What Musical Minds Teach Us About Innovation In Education: Coda

Author’s note: This post is based on the ideas from the book Two Beats Ahead by R. Michael Hendrix and Panos A. Panay.

As this series of blog posts come to an end the final post will not be a summary of what was covered in the chapter. Instead, in honor of the coda of this final chapter I will pause to write my final resolution about this experience.

My first exposure to music as a mindset for innovation came in a podcast hosted by IDEO with R. Michael Hendrix one of the authors of this book. It’s amazing now to look back almost two years later and reflect on this journey. I now have a master’s in Education Entrepreneurship, a new position at my school I could have only dreamed up, and a renewed philosophy on the role of music in my creative life.

One thing I still ask myself though is how can the concepts from this book be related to someone who isn’t musical? In sharing my experiences with the concepts in the book educators have said to me, “that’s great, but I am not a musical person so I don’t get it”.

I do not believe that people are inherently “not musical.” Just like I do not believe someone is “not a math person”, or can’t draw. I have the belief that these skills and mindsets can be nurtured in anyone. But what is a relatable entry point for someone who has not developed a musical mindset?

The answer came to me in an interview with actor, comedian, and musician Ahmad Best speaking about the role of emotion in learning.

“What I am interested in is letting you know that you are the only you in this universe, and that is special. And I want to hear what you have to say, right? I don’t want you to do algebra. I want you to do your algebra. What does that mean? I don’t want you to learn history. I want you to be able to learn history your way, right?”.

For the educator who feels that they are “not musical” and they do not connect with the mindsets shared in the book, do not worry. To borrow the words of Lisa Kay Solomon when interviewing Best I have realized that true innovation is in your ability to “amplify their (students) emotional engines. The best learning happens with emotion, not devoid of emotion.”.

This emotional language comes from those human and creative endeavors that are a part of everyone’s life, the arts. To quote T Bone Burnett in the final pages of the book–”There were decisions made in the last century; we became more and more organized around systems. Within the school system, for example, there were decisions made about the most efficient way to teach children that stripped art of the school system because art is the opposite of efficiency. Art has nothing to do with efficiency, and efficiency has nothing to do with art. Art is inspired, or it’s not art”.

So I would like to remind all my educator peers to discover and bring your creative self into your instruction.

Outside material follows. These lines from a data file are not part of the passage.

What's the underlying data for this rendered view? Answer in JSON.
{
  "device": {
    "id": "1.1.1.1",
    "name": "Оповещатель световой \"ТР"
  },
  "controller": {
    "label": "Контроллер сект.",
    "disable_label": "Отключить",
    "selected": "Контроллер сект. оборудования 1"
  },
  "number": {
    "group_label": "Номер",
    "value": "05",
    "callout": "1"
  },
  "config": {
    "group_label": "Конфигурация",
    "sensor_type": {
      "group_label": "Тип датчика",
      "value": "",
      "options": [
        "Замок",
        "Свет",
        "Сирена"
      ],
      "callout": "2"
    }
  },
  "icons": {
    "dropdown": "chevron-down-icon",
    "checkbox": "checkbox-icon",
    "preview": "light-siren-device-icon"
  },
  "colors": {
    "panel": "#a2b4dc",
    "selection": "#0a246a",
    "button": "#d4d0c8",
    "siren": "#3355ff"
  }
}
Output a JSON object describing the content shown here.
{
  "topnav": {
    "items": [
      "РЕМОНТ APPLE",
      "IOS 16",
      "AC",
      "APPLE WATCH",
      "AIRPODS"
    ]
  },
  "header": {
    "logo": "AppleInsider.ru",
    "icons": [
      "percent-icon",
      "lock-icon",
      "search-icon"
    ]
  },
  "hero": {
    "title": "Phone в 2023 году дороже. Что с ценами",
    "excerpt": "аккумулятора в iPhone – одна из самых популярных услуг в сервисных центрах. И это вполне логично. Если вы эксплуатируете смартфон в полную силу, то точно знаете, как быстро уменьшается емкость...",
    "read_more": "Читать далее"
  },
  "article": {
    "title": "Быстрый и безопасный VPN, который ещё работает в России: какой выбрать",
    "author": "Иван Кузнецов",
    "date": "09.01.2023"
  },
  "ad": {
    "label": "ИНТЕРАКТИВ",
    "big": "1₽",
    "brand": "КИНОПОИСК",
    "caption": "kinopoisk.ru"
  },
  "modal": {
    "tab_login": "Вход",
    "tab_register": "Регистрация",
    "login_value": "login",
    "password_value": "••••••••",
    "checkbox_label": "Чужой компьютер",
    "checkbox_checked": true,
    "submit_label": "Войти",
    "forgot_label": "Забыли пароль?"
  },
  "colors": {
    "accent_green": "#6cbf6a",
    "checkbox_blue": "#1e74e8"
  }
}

These creative expressions are as varied as we are unique–surfing, painting, drawing, sewing, baking, photography, writing, dance, poetry, sport, flower arranging, cooking, juggling, comedy, and on and on…

As Hank Shocklee says, “We’re multi-dimensional beings. People who step into this, those are the kinds of people that are going to make the future. They’re going to replace people who are one-dimensional. Those who don’t understand are out of step, out of key, out of tune, out of time.” And finally, “The only way forward for us is through creativity–creativity which we have an enormous abundance of.”

This is the tenth and final part in a series connecting the ideas from Two Beats Ahead by R. Michael Hendrix and Pano A. Panay to education. To read part 1 on listening go here, part 2 on experimenting go here, part 3 on collaborating go here, part 4 on demoing go here, part 5 on producing go here, part 6 on connecting go here, part 7 on remixing go here, part 8 on sensing go here, and part 9 on reinventing go here.